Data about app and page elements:
>>>
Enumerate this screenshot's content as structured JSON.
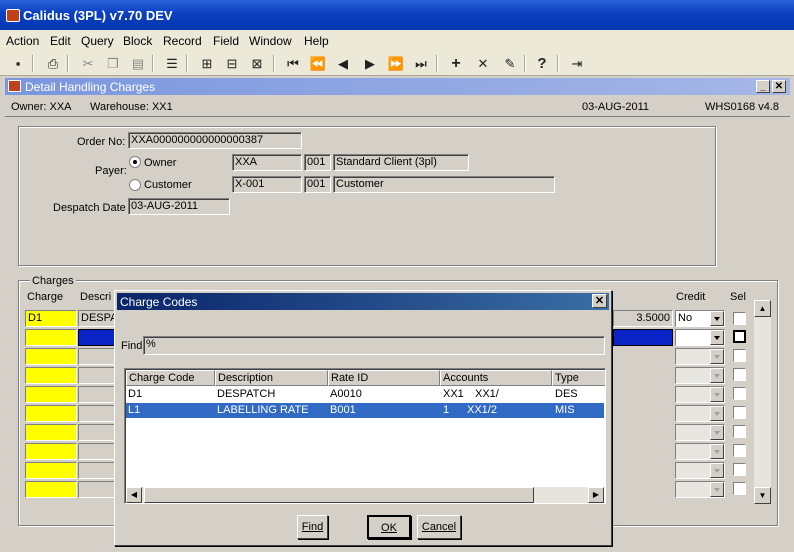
{
  "app": {
    "title": "Calidus (3PL) v7.70 DEV"
  },
  "menu": [
    "Action",
    "Edit",
    "Query",
    "Block",
    "Record",
    "Field",
    "Window",
    "Help"
  ],
  "toolbar": {
    "icons": [
      "save-icon",
      "print-icon",
      "cut-icon",
      "copy-icon",
      "paste-icon",
      "list-icon",
      "insert-record-icon",
      "duplicate-record-icon",
      "clear-record-icon",
      "first-record-icon",
      "previous-set-icon",
      "previous-record-icon",
      "next-record-icon",
      "next-set-icon",
      "last-record-icon",
      "add-icon",
      "delete-icon",
      "query-icon",
      "help-icon",
      "exit-icon"
    ]
  },
  "subwindow": {
    "title": "Detail Handling Charges"
  },
  "info": {
    "owner": "Owner:  XXA",
    "warehouse": "Warehouse:  XX1",
    "date": "03-AUG-2011",
    "screen_code": "WHS0168  v4.8"
  },
  "header": {
    "order_no_label": "Order No:",
    "order_no": "XXA000000000000000387",
    "payer_label": "Payer:",
    "owner_radio": "Owner",
    "owner_code": "XXA",
    "owner_num": "001",
    "owner_name": "Standard Client (3pl)",
    "customer_radio": "Customer",
    "customer_code": "X-001",
    "customer_num": "001",
    "customer_name": "Customer",
    "despatch_label": "Despatch Date",
    "despatch_date": "03-AUG-2011"
  },
  "charges": {
    "group_label": "Charges",
    "col_charge": "Charge",
    "col_description": "Descri",
    "col_credit": "Credit",
    "col_sel": "Sel",
    "row1_charge": "D1",
    "row1_description": "DESPA",
    "row1_rate": "3.5000",
    "row1_credit": "No"
  },
  "dialog": {
    "title": "Charge Codes",
    "find_label": "Find",
    "find_value": "%",
    "columns": [
      "Charge Code",
      "Description",
      "Rate ID",
      "Accounts",
      "Type"
    ],
    "rows": [
      {
        "code": "D1",
        "description": "DESPATCH",
        "rate_id": "A0010",
        "acc1": "XX1",
        "acc2": "XX1/",
        "type": "DES"
      },
      {
        "code": "L1",
        "description": "LABELLING RATE",
        "rate_id": "B001",
        "acc1": "1",
        "acc2": "XX1/2",
        "type": "MIS"
      }
    ],
    "find_button": "Find",
    "ok_button": "OK",
    "cancel_button": "Cancel"
  },
  "colors": {
    "title_blue": "#0a3fc0",
    "required_yellow": "#ffff00",
    "selection_blue": "#316ac5"
  }
}
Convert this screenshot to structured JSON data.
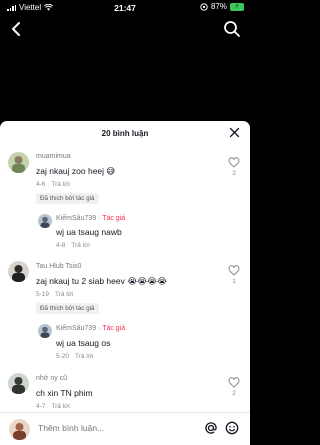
{
  "status": {
    "carrier": "Viettel",
    "time": "21:47",
    "battery": "87%"
  },
  "nav": {
    "back_icon": "chevron-left-icon",
    "search_icon": "search-icon"
  },
  "sheet": {
    "title": "20 bình luận"
  },
  "comments": [
    {
      "name": "muamimua",
      "text": "zaj nkauj zoo heej 😅",
      "date": "4-6",
      "reply": "Trả lời",
      "likes": "2",
      "liked_by_author": "Đã thích bởi tác giả",
      "replies": [
        {
          "name": "KiếmSâu739",
          "author_tag": "· Tác giả",
          "text": "wj ua tsaug nawb",
          "date": "4-8",
          "reply": "Trả lời"
        }
      ]
    },
    {
      "name": "Tau Hlub Tsis0",
      "text": "zaj nkauj tu 2 siab heev 😭😭😭😭",
      "date": "5-19",
      "reply": "Trả lời",
      "likes": "1",
      "liked_by_author": "Đã thích bởi tác giả",
      "replies": [
        {
          "name": "KiếmSâu739",
          "author_tag": "· Tác giả",
          "text": "wj ua tsaug os",
          "date": "5-20",
          "reply": "Trả lời"
        }
      ]
    },
    {
      "name": "nhớ ny cũ",
      "text": "ch xin TN phim",
      "date": "4-7",
      "reply": "Trả lời",
      "likes": "2"
    }
  ],
  "input": {
    "placeholder": "Thêm bình luận..."
  }
}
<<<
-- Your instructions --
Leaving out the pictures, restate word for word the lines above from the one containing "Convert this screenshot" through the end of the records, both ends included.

-- Solution --
Convert this screenshot to structured JSON data.
{
  "status": {
    "carrier": "Viettel",
    "time": "21:47",
    "battery": "87%"
  },
  "nav": {
    "back_icon": "chevron-left-icon",
    "search_icon": "search-icon"
  },
  "sheet": {
    "title": "20 bình luận"
  },
  "comments": [
    {
      "name": "muamimua",
      "text": "zaj nkauj zoo heej 😅",
      "date": "4-6",
      "reply": "Trả lời",
      "likes": "2",
      "liked_by_author": "Đã thích bởi tác giả",
      "replies": [
        {
          "name": "KiếmSâu739",
          "author_tag": "· Tác giả",
          "text": "wj ua tsaug nawb",
          "date": "4-8",
          "reply": "Trả lời"
        }
      ]
    },
    {
      "name": "Tau Hlub Tsis0",
      "text": "zaj nkauj tu 2 siab heev 😭😭😭😭",
      "date": "5-19",
      "reply": "Trả lời",
      "likes": "1",
      "liked_by_author": "Đã thích bởi tác giả",
      "replies": [
        {
          "name": "KiếmSâu739",
          "author_tag": "· Tác giả",
          "text": "wj ua tsaug os",
          "date": "5-20",
          "reply": "Trả lời"
        }
      ]
    },
    {
      "name": "nhớ ny cũ",
      "text": "ch xin TN phim",
      "date": "4-7",
      "reply": "Trả lời",
      "likes": "2"
    }
  ],
  "input": {
    "placeholder": "Thêm bình luận..."
  }
}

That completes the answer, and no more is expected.